The Hare-Naylors settled at Hurstmonceaux, and for years were engaged in reconciling residence in a large and expensive house with an ever-diminishing income. Hare-Naylor's vehement democratic principles made enemies and lost friends. He indignantly rejected, as aristocratic, the distinction of a baronetcy. From 1799 (when the Hare-Naylors went to Italy to fetch home their children) life became an increasing struggle with the requirements of an impoverished estate. Hare-Naylor wrote plays, 'The Mirror' and 'The Age of Chivalry,' which were rejected at Drury Lane. In 1801 he published his 'History of the Helvetic Republics,' in two volumes, which was also a severe disappointment, though it passed into a second enlarged edition (4 vols. 1809). Misfortune soured his temper, and the family was only saved from great privations by the intervention and help of the now widowed Lady Jones.

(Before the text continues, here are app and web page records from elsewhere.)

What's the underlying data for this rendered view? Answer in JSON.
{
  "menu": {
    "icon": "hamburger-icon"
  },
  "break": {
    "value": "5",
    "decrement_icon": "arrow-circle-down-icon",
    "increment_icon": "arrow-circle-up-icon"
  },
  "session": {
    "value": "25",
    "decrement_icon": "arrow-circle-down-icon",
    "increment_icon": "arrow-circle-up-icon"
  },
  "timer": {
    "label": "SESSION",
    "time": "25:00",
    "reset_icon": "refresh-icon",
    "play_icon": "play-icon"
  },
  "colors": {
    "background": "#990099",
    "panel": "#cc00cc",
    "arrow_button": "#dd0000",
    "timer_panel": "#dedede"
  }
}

In 1803 Mrs. Hare-Naylor began a large series of pictures representing Hurstmonceaux Castle as it appeared before the destruction. She finished her work, but the minute application seriously affected her health, and brought on total blindness in her forty-eighth year. In the following year the Hare-Naylors left Hurstmonceaux for ever, and went to reside at Weimar, attracted partly by its famous literary society, but more by the kind friendship of the reigning duchess, who paid daily visits to the blind lady. Whilst at Weimar, Hare-Naylor published the very dull novel of 'Theodore, or the Enthusiast,' for which Flaxman, whose sister had been his children's governess, and who had already executed many portraits of the family, made a beautiful series of illustrations. On Easter Sunday, 1806, Georgiana Hare-Naylor died at Lausanne, leaving her children to the care of Lady Jones.

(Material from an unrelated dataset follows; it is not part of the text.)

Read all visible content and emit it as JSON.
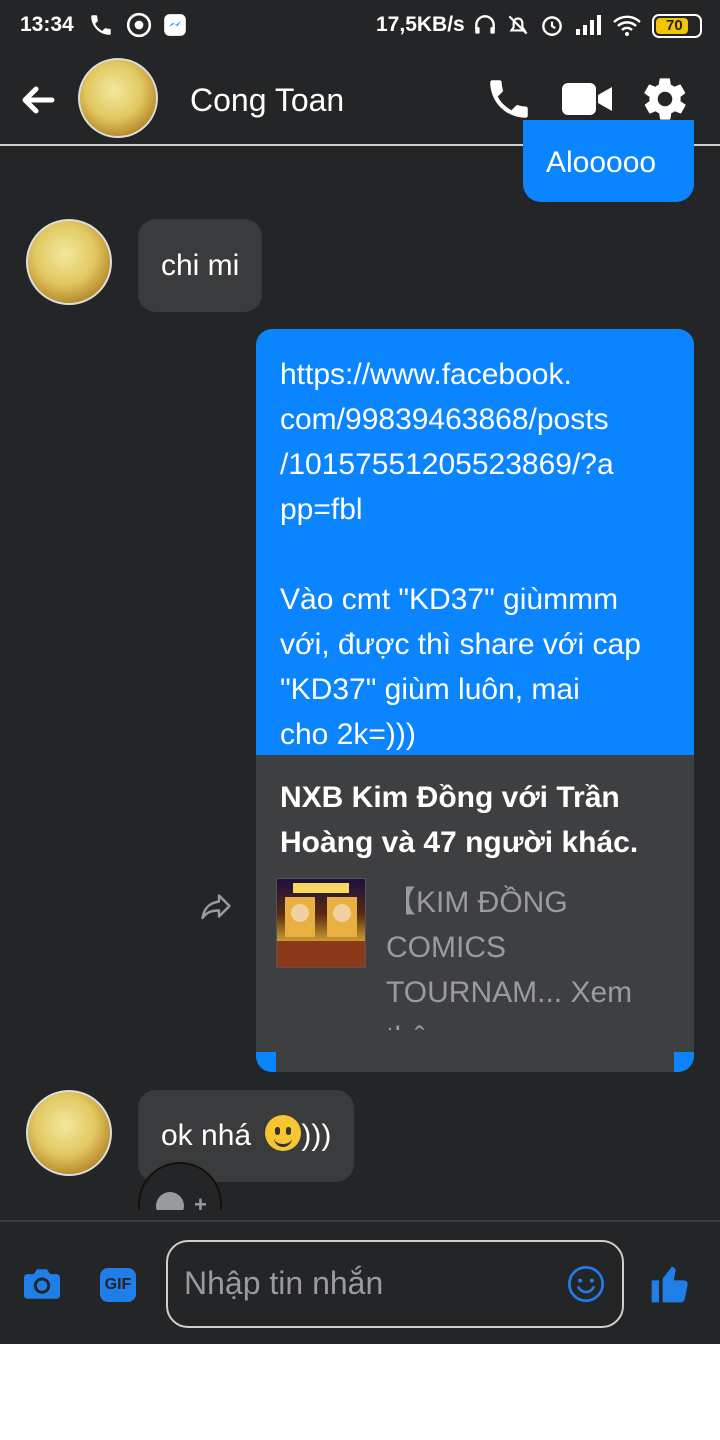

After his wife's death Hare-Naylor could never bear to return to Hurstmonceaux, and in 1807 he sold the estate. In the same year he married again a connection of his first wife, by whom he became the father of two sons and a daughter, subsequently the second wife of Frederick Denison Maurice [q. v.] In April 1815 he died, after a lingering illness, at Tours, and was buried beneath the altar of Hurstmonceaux Church. In 1816 was published his best-known work, a 'Civil and Military History of Germany, from the landing of Gustavus to the Treaty of Westphalia,' in two thick octavo volumes. Two of his sons by his first wife, Augustus William and Julius Charles, are separately noticed.[Manuscript letters of Bishop Shipley to Lady Jones, of Benjamin Franklin to Bishop Shipley, of Sir J. Reynolds to Bishop Shipley, of Clotilda Tambroni and Emmanuele Aponte to Mrs. Hare-Naylor, of Mrs. Hare-Naylor to Lady Jones and to Miss Bowdler, and of Francis Hare-Naylor and of Francis Hare to Lady Jones.]